#### WHAT YOU HAVE TO DO
Reproduce the data in full, exactly.

#### MATERIAL PROVIDED
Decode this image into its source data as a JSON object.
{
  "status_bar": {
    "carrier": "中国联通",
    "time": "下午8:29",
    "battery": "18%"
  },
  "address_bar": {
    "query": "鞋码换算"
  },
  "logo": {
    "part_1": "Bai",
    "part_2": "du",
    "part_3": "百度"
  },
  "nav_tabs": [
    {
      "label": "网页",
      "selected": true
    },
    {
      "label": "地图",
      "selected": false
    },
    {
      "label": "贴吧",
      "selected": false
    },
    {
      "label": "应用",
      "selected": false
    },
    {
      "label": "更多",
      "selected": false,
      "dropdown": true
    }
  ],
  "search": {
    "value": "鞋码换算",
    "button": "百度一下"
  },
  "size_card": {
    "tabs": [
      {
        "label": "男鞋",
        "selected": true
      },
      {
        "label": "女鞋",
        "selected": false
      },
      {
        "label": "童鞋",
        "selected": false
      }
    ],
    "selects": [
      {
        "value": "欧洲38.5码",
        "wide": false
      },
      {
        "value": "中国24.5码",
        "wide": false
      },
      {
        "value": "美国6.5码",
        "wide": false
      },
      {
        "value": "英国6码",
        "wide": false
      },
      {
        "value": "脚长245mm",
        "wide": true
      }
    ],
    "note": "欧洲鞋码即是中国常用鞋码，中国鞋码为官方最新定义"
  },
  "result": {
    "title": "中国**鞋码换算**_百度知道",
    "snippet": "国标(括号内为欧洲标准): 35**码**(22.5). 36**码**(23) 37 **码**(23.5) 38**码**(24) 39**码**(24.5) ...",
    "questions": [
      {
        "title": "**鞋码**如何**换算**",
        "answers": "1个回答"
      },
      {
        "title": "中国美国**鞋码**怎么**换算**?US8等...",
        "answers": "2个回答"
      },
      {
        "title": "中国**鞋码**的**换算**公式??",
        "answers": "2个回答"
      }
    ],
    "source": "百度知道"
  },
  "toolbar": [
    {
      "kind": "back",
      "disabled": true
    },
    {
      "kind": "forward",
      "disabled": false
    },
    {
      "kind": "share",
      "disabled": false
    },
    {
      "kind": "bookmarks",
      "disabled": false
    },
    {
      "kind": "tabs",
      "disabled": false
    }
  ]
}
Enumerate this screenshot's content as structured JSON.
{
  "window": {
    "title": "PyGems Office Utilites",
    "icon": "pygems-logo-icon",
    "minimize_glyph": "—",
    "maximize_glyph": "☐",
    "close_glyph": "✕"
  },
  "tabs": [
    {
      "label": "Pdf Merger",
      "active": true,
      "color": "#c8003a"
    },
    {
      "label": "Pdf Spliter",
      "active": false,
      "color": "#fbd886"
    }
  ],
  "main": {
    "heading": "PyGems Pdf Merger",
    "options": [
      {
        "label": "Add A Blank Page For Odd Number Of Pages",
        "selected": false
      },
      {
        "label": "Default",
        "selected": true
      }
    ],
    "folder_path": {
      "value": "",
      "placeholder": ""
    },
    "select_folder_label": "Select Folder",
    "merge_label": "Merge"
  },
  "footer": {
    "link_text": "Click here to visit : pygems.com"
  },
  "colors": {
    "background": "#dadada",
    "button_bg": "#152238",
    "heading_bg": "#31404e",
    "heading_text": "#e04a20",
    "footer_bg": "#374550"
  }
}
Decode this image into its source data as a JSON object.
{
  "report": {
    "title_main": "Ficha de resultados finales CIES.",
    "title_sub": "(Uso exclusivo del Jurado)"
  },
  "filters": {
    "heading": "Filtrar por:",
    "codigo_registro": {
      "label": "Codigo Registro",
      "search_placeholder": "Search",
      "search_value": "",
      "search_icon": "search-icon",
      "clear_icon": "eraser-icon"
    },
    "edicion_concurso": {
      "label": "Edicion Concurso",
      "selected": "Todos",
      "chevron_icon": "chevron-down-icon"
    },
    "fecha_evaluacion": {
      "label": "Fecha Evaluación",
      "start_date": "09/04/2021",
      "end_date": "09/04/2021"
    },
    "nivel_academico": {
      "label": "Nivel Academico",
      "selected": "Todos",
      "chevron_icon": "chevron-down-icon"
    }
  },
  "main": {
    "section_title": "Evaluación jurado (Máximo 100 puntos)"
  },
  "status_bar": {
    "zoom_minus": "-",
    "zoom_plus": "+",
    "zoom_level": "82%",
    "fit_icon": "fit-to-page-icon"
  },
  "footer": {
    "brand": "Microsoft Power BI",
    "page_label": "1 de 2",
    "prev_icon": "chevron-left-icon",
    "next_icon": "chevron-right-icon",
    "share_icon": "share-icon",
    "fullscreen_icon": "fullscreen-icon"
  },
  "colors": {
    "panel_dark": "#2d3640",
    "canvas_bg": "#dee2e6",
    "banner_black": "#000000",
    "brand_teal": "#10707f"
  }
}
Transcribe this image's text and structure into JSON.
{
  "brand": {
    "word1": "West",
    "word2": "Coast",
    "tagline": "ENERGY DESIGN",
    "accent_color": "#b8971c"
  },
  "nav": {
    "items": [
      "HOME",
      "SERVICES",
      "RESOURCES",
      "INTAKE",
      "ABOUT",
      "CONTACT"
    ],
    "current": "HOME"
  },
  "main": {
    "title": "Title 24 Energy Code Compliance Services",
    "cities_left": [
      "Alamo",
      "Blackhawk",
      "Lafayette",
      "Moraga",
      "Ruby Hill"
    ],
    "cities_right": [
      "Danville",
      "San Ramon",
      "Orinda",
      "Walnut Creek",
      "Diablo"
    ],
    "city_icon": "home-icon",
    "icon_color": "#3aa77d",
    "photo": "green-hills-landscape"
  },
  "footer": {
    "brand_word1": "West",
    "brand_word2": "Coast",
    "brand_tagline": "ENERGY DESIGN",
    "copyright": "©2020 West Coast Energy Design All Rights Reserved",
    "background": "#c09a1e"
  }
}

#### SOLUTION TO THE PROBLEM
Decode this image into its source data as a JSON object.
{
  "status_bar": {
    "carrier": "中国联通",
    "time": "下午8:29",
    "battery": "18%"
  },
  "address_bar": {
    "query": "鞋码换算"
  },
  "logo": {
    "part_1": "Bai",
    "part_2": "du",
    "part_3": "百度"
  },
  "nav_tabs": [
    {
      "label": "网页",
      "selected": true
    },
    {
      "label": "地图",
      "selected": false
    },
    {
      "label": "贴吧",
      "selected": false
    },
    {
      "label": "应用",
      "selected": false
    },
    {
      "label": "更多",
      "selected": false,
      "dropdown": true
    }
  ],
  "search": {
    "value": "鞋码换算",
    "button": "百度一下"
  },
  "size_card": {
    "tabs": [
      {
        "label": "男鞋",
        "selected": true
      },
      {
        "label": "女鞋",
        "selected": false
      },
      {
        "label": "童鞋",
        "selected": false
      }
    ],
    "selects": [
      {
        "value": "欧洲38.5码",
        "wide": false
      },
      {
        "value": "中国24.5码",
        "wide": false
      },
      {
        "value": "美国6.5码",
        "wide": false
      },
      {
        "value": "英国6码",
        "wide": false
      },
      {
        "value": "脚长245mm",
        "wide": true
      }
    ],
    "note": "欧洲鞋码即是中国常用鞋码，中国鞋码为官方最新定义"
  },
  "result": {
    "title": "中国**鞋码换算**_百度知道",
    "snippet": "国标(括号内为欧洲标准): 35**码**(22.5). 36**码**(23) 37 **码**(23.5) 38**码**(24) 39**码**(24.5) ...",
    "questions": [
      {
        "title": "**鞋码**如何**换算**",
        "answers": "1个回答"
      },
      {
        "title": "中国美国**鞋码**怎么**换算**?US8等...",
        "answers": "2个回答"
      },
      {
        "title": "中国**鞋码**的**换算**公式??",
        "answers": "2个回答"
      }
    ],
    "source": "百度知道"
  },
  "toolbar": [
    {
      "kind": "back",
      "disabled": true
    },
    {
      "kind": "forward",
      "disabled": false
    },
    {
      "kind": "share",
      "disabled": false
    },
    {
      "kind": "bookmarks",
      "disabled": false
    },
    {
      "kind": "tabs",
      "disabled": false
    }
  ]
}
Enumerate this screenshot's content as structured JSON.
{
  "window": {
    "title": "PyGems Office Utilites",
    "icon": "pygems-logo-icon",
    "minimize_glyph": "—",
    "maximize_glyph": "☐",
    "close_glyph": "✕"
  },
  "tabs": [
    {
      "label": "Pdf Merger",
      "active": true,
      "color": "#c8003a"
    },
    {
      "label": "Pdf Spliter",
      "active": false,
      "color": "#fbd886"
    }
  ],
  "main": {
    "heading": "PyGems Pdf Merger",
    "options": [
      {
        "label": "Add A Blank Page For Odd Number Of Pages",
        "selected": false
      },
      {
        "label": "Default",
        "selected": true
      }
    ],
    "folder_path": {
      "value": "",
      "placeholder": ""
    },
    "select_folder_label": "Select Folder",
    "merge_label": "Merge"
  },
  "footer": {
    "link_text": "Click here to visit : pygems.com"
  },
  "colors": {
    "background": "#dadada",
    "button_bg": "#152238",
    "heading_bg": "#31404e",
    "heading_text": "#e04a20",
    "footer_bg": "#374550"
  }
}
Decode this image into its source data as a JSON object.
{
  "report": {
    "title_main": "Ficha de resultados finales CIES.",
    "title_sub": "(Uso exclusivo del Jurado)"
  },
  "filters": {
    "heading": "Filtrar por:",
    "codigo_registro": {
      "label": "Codigo Registro",
      "search_placeholder": "Search",
      "search_value": "",
      "search_icon": "search-icon",
      "clear_icon": "eraser-icon"
    },
    "edicion_concurso": {
      "label": "Edicion Concurso",
      "selected": "Todos",
      "chevron_icon": "chevron-down-icon"
    },
    "fecha_evaluacion": {
      "label": "Fecha Evaluación",
      "start_date": "09/04/2021",
      "end_date": "09/04/2021"
    },
    "nivel_academico": {
      "label": "Nivel Academico",
      "selected": "Todos",
      "chevron_icon": "chevron-down-icon"
    }
  },
  "main": {
    "section_title": "Evaluación jurado (Máximo 100 puntos)"
  },
  "status_bar": {
    "zoom_minus": "-",
    "zoom_plus": "+",
    "zoom_level": "82%",
    "fit_icon": "fit-to-page-icon"
  },
  "footer": {
    "brand": "Microsoft Power BI",
    "page_label": "1 de 2",
    "prev_icon": "chevron-left-icon",
    "next_icon": "chevron-right-icon",
    "share_icon": "share-icon",
    "fullscreen_icon": "fullscreen-icon"
  },
  "colors": {
    "panel_dark": "#2d3640",
    "canvas_bg": "#dee2e6",
    "banner_black": "#000000",
    "brand_teal": "#10707f"
  }
}
Transcribe this image's text and structure into JSON.
{
  "brand": {
    "word1": "West",
    "word2": "Coast",
    "tagline": "ENERGY DESIGN",
    "accent_color": "#b8971c"
  },
  "nav": {
    "items": [
      "HOME",
      "SERVICES",
      "RESOURCES",
      "INTAKE",
      "ABOUT",
      "CONTACT"
    ],
    "current": "HOME"
  },
  "main": {
    "title": "Title 24 Energy Code Compliance Services",
    "cities_left": [
      "Alamo",
      "Blackhawk",
      "Lafayette",
      "Moraga",
      "Ruby Hill"
    ],
    "cities_right": [
      "Danville",
      "San Ramon",
      "Orinda",
      "Walnut Creek",
      "Diablo"
    ],
    "city_icon": "home-icon",
    "icon_color": "#3aa77d",
    "photo": "green-hills-landscape"
  },
  "footer": {
    "brand_word1": "West",
    "brand_word2": "Coast",
    "brand_tagline": "ENERGY DESIGN",
    "copyright": "©2020 West Coast Energy Design All Rights Reserved",
    "background": "#c09a1e"
  }
}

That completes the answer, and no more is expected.